In A Date With Your Family, for instance, Smith notes, "Daughter is expected, apparently every day, to help cook a multicourse dinner, set an elaborate table and then change into something 'festive' to look 'more charming.'" She is also forbidden from making "unkind comparisons about your standard of living," while "Brother" is stopped from discussing "unpleasant topics such as gruesome sights or sounds." In Manners at School (1956), a narrator assures anyone who might be thinking of a little activism, "If we mind our own business, people will like us better." Some social-guidance films encouraged compliance through reward: Kids who followed the rules got boyfriends, fun, bigger allowances. Others were viciously punitive: Teens who drink end up on Skid Row; those who dare to have sex face pregnancy or worse. "I got some sort of sore -- down there," a high school boy who made it with a floozy gasps to a friend in The Innocent Party (1959). A stern, disapproving doctor gives the diagnosis of syphilis, and it turns out that the boy's girlfriend, who gave in to desire, is diseased and disgraced as well.
A number of business-sponsored films promoted products in the guise of celebrating the American way of life. (Menstruation instruction was turned over to the corporations, because no one else would touch it.) Highway-death dramas became the best-remembered mental-hygiene films after their gore level began taking off -- in 1958, Canadian producer Budge Crowley became the first (but not last) to insert footage from real accident scenes in them. What's perhaps most interesting about these films today is their insistence that such tragedies were caused by reckless teens. As Smith points out, the 1950s and '60s were a time of incredible roadside carnage -- but primarily because Detroit was manufacturing increasingly powerful cars without any safety devices whatsoever. (In 1950, a year after the introduction of the V-8 engine, highway fatalities jumped 20 percent.) It wasn't until the 1965 publication of Ralph Nader's Unsafe at Any Speed and subsequent laws requiring seat belts that the death count began to diminish.
By the late '60s, the mental-hygiene industry also had started taking on drugs, usually with hilarious results. For years after, Sonny Bono's solemnly intoned "Why do ya think they call it dope?" in Marijuana (1968) was good for a laugh, especially if you were stoned.

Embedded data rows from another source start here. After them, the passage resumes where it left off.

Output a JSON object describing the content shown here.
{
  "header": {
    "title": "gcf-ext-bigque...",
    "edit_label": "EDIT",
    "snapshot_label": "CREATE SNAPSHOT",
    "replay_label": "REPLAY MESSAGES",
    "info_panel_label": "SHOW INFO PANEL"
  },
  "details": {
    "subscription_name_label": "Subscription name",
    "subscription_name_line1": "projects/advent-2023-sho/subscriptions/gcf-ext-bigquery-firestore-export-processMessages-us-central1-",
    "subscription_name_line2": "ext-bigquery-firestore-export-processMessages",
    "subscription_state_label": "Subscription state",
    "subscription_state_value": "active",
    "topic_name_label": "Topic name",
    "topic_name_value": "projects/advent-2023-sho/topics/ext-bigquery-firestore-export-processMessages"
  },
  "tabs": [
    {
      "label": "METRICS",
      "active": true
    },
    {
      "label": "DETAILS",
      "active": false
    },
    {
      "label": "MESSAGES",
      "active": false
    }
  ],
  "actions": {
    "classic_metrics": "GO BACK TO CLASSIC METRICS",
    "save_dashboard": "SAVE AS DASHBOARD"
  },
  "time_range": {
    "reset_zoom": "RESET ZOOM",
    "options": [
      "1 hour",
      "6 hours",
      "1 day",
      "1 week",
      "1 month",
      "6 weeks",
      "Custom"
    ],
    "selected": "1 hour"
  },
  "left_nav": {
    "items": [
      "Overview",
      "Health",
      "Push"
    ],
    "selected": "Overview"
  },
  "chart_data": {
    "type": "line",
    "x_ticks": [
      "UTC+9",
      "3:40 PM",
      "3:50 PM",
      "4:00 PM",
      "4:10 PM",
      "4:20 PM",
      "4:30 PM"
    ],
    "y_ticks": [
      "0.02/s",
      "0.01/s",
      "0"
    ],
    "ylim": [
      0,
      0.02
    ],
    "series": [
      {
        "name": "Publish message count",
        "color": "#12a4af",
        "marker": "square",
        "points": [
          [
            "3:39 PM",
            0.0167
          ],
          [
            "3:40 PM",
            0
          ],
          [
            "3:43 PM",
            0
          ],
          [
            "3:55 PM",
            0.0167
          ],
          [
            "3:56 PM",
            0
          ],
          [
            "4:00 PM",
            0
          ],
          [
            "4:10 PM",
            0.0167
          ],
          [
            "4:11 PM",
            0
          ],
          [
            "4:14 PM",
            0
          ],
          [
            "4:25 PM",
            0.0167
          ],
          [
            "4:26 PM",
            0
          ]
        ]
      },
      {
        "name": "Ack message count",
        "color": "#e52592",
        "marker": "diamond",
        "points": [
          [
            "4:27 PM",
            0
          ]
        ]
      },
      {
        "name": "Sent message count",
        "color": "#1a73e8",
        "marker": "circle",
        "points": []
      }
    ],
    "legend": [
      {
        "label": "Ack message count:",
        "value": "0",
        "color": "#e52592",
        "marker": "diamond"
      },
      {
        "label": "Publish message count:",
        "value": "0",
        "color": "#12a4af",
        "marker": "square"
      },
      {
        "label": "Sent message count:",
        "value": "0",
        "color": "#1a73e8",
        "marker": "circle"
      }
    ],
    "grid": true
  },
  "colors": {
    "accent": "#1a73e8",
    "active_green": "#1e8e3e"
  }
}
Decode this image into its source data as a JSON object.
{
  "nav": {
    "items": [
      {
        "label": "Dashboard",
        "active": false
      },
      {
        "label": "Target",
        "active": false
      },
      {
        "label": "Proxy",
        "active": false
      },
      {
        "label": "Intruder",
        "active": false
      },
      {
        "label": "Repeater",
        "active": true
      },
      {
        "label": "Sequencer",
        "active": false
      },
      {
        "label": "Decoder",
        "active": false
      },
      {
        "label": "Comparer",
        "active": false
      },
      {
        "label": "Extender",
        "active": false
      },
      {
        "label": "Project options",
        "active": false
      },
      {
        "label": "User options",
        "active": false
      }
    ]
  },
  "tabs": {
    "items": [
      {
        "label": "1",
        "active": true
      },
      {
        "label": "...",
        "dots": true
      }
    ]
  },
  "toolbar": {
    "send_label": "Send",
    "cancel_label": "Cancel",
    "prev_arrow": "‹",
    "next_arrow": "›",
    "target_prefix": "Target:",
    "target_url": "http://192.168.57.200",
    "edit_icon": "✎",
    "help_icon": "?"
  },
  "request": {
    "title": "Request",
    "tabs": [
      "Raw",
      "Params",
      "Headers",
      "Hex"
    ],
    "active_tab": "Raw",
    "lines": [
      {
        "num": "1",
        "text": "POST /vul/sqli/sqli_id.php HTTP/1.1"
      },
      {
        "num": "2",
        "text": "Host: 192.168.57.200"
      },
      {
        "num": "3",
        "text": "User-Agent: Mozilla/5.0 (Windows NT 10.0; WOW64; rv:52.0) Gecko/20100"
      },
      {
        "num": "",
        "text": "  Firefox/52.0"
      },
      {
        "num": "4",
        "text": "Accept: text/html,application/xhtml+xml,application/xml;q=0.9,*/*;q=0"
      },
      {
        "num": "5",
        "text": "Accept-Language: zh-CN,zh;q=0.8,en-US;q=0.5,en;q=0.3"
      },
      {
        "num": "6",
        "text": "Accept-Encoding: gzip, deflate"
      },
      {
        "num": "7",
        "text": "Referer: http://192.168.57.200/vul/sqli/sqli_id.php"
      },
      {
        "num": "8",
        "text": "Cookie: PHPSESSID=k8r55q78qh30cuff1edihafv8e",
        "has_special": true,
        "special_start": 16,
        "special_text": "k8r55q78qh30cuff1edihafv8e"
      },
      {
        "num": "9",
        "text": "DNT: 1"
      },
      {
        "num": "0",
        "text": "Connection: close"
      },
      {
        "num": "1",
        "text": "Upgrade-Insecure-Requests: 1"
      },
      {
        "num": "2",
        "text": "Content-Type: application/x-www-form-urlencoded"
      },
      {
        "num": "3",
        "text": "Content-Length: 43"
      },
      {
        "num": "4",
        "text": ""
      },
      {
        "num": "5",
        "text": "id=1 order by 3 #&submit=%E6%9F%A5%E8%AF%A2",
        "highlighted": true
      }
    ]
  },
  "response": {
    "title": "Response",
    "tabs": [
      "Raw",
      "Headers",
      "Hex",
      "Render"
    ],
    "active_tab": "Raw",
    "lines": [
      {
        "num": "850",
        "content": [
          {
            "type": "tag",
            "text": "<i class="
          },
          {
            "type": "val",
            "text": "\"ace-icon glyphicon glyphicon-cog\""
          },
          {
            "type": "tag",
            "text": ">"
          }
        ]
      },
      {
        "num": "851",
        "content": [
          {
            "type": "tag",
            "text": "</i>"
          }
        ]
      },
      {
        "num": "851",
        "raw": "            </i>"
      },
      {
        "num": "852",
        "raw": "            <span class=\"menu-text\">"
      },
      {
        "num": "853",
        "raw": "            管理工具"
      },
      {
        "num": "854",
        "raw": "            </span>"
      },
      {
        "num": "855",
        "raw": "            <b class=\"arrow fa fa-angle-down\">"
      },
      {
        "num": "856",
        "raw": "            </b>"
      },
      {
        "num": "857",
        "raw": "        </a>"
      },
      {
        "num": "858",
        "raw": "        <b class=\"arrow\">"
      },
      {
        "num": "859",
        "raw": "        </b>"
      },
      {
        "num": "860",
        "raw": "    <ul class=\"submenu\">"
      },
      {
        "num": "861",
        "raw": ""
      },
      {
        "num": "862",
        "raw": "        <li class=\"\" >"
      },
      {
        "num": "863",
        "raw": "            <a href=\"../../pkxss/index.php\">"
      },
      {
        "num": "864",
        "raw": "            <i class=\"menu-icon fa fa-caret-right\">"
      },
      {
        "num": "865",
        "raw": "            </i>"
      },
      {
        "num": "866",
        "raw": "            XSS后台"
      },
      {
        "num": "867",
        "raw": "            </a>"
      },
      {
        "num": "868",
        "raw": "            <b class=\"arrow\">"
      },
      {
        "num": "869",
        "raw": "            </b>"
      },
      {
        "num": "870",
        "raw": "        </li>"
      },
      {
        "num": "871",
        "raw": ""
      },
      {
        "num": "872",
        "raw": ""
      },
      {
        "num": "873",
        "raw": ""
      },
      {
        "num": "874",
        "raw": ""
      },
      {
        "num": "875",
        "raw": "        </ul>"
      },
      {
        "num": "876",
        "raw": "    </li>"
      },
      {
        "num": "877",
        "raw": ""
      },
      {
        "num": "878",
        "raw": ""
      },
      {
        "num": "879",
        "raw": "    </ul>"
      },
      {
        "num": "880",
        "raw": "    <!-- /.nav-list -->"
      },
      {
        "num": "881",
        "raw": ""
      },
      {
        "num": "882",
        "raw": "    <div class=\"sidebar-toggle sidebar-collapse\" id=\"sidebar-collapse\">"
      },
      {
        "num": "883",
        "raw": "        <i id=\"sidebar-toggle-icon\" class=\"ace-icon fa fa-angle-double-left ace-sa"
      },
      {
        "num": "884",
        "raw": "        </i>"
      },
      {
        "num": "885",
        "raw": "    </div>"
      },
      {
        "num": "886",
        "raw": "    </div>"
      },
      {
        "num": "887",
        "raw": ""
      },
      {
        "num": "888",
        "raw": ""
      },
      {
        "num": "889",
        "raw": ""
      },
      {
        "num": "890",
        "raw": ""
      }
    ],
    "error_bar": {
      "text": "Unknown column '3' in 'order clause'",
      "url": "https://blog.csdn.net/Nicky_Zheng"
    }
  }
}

WHAT DID THESE MIND-CONTROL FILMS ACTUALLY ACcomplish? Smith, noting that we can't travel back in time to know "if their audiences found them enlightening or just dumb," isn't sure. But all you have to do is ask a few members of those audiences to know that both were true. (One of my friends, raised in Queens, recalls howling as he viewed dating-advice flicks in the early '60s, but my own spouse says he was so affected by the images of the encroaching Red Menace he viewed in a film while in elementary school that he raced back to his bedroom in suburban Fort Worth and put a loaded BB gun by his bed.) Clearly, however, they failed to stop history. Anti-"establishment" protest happened, feminism happened, sex, drugs and rock & roll happened, and by the early '70s, says Smith, "Reported cases of syphilis and gonorrhea were at their highest level since the introduction of antibiotics."